  Laer.  Too much of water hast thou, poor Ophelia,
And therefore I forbid my tears. But yet        200
It is our trick. Nature her custom holds,
Let shame say what it will; when these are gone,
The woman will be out. Adieu, my lord;
I have a speech of fire that fain would blaze,        204
But that this folly douts 28 it.  Exit.
  King.        Let’s follow, Gertrude.
How much I had to do to calm his rage!
Now fear I this will give it start again,        208
Therefore let’s follow.  Exeunt.
 
Note 1. Closely joined. [back]
Note 2. Multitude. [back]
Note 3. Fetters. [back]
Note 4. Refusing to proceed. [back]
Note 5. Free the plot from blame. [back]
Note 6. Instrument, means. [back]
Note 7. Rank. [back]
Note 8. Incorporated. [back]
Note 9. Imagination. [back]

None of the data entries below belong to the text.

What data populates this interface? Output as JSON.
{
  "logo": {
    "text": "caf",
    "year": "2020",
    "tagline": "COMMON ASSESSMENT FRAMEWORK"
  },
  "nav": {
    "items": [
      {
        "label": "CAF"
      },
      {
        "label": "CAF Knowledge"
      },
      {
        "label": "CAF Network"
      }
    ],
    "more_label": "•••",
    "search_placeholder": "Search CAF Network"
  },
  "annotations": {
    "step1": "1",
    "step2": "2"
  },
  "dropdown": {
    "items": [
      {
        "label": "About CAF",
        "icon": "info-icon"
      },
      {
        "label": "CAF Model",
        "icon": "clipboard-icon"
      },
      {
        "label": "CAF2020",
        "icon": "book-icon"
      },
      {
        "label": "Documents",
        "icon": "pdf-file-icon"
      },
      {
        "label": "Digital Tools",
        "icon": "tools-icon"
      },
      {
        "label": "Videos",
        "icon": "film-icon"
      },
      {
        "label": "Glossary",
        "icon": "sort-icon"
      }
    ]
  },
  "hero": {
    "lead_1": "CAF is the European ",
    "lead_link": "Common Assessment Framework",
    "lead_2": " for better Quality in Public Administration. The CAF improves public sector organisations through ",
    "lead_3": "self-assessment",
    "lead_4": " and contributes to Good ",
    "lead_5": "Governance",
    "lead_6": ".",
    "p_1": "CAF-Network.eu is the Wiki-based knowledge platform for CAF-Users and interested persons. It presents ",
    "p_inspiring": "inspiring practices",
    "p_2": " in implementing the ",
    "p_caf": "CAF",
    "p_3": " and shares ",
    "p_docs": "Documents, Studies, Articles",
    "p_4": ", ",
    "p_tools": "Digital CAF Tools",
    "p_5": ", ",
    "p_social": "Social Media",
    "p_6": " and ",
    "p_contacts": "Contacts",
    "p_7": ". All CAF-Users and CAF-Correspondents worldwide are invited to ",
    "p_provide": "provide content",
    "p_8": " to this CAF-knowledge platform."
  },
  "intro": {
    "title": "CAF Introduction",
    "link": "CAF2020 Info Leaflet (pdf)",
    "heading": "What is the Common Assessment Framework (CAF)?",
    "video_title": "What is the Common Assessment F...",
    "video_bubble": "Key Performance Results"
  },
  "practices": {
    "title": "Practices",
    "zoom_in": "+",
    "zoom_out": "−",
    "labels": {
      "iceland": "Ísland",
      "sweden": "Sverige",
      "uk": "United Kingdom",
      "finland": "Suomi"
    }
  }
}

Note 10. Ornament. [back]
Note 11. Fencers. [back]
Note 12. Proved instances. [back]
Note 13. Excess. [back]
Note 14. Sighing was supposed to draw blood from the heart, and so shorten life. [back]
Note 15. Protect, as in a sanctuary. [back]
Note 16. Unblunted. [back]
Note 17. Treacherous thrust. [back]
Note 18. Quack doctor. [back]
Note 19. Poultice. [back]
Note 20. Herbs. [back]
Note 21. Be blighted in trial. [back]
Note 22. Occasion. [back]
Note 23. Thrust. [back]
Note 24. Orchis. [back]
Note 25. Free-spoken. [back]
Note 26. Insensible of. [back]
Note 27. Fitted to. [back]
Note 28. Extinguishes. [back]
 

CONTENTS · BOOK CONTENTS · BIBLIOGRAPHIC RECORD · DRAMATIS PERSONÆ
  PREVIOUS NEXT  
 
Loading
Click here to shop the Bartleby Bookstore.

Shakespeare · Bible · Strunk · Anatomy · Nonfiction · Quotations · Reference · Fiction · Poetry
© 1993–2014 Bartleby.com · [Top 150] · Subjects · Titles · Authors